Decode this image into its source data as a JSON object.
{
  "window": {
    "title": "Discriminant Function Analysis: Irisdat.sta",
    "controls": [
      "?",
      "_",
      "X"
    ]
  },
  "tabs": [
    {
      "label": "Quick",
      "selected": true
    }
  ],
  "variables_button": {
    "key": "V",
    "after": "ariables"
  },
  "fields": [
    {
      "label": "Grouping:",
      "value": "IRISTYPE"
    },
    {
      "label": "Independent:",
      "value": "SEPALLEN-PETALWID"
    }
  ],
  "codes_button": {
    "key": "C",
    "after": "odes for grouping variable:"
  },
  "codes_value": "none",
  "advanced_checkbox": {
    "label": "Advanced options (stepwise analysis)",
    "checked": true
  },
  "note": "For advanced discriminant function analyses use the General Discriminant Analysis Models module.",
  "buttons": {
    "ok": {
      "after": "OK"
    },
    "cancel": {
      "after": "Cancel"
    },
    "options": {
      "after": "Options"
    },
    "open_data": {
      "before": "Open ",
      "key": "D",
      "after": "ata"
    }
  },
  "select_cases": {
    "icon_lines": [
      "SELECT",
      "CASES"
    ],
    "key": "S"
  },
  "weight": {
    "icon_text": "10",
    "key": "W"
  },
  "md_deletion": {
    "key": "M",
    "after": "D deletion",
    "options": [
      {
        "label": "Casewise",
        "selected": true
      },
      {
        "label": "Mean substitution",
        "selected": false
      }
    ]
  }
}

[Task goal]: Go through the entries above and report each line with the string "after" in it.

[Result]:
    "after": "ariables"
    "after": "odes for grouping variable:"
      "after": "OK"
      "after": "Cancel"
      "after": "Options"
      "after": "ata"
    "after": "D deletion",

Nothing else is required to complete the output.